* **WORK TASK**: Pull every line containing the word "Stream" from the records.

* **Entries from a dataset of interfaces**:
---------------

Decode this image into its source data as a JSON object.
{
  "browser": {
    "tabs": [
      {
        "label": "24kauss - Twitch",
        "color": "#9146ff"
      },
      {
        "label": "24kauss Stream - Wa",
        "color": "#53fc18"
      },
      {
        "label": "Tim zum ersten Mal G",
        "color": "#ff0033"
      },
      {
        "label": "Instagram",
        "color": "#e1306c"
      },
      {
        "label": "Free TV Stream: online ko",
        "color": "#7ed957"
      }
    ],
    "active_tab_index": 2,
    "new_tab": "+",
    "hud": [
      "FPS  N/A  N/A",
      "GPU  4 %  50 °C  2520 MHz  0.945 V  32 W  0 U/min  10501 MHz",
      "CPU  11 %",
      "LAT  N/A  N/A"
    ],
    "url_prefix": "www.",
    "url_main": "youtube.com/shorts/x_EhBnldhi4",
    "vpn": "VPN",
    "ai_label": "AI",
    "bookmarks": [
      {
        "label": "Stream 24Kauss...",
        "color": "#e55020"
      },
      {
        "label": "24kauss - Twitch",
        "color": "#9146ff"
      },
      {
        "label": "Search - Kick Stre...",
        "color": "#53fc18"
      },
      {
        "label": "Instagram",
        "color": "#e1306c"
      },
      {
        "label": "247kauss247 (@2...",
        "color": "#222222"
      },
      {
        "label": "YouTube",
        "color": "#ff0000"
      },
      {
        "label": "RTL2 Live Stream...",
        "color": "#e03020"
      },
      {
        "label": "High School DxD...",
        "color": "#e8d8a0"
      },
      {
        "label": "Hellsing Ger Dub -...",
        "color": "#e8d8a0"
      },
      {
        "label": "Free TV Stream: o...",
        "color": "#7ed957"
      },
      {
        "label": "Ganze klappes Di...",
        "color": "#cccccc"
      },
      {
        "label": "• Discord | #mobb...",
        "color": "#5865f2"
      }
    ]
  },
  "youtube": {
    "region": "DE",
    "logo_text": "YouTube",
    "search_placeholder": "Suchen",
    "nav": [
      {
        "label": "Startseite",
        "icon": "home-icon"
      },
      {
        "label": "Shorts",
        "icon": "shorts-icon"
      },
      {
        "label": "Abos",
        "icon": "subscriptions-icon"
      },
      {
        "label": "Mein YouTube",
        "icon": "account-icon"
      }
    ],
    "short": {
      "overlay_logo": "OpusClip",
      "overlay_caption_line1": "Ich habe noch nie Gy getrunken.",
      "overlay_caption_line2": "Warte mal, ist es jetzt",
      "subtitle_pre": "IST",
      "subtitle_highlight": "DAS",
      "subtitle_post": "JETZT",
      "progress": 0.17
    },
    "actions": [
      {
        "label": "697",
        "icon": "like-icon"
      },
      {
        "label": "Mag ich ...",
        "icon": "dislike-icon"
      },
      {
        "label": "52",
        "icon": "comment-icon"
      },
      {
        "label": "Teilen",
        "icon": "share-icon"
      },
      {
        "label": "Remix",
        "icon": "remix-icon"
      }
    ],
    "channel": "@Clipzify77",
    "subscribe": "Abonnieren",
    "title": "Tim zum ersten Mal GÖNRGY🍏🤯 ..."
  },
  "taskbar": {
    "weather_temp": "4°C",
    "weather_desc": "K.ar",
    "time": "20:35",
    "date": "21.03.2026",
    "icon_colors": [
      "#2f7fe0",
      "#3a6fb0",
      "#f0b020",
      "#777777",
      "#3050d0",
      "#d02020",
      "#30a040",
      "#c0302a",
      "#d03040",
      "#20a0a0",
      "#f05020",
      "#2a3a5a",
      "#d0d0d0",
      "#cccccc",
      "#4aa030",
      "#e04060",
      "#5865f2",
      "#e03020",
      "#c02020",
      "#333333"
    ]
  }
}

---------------

* **PROBLEM SOLUTION**:
        "label": "24kauss Stream - Wa",
        "label": "Free TV Stream: online ko",
        "label": "Stream 24Kauss...",
        "label": "RTL2 Live Stream...",
        "label": "Free TV Stream: o...",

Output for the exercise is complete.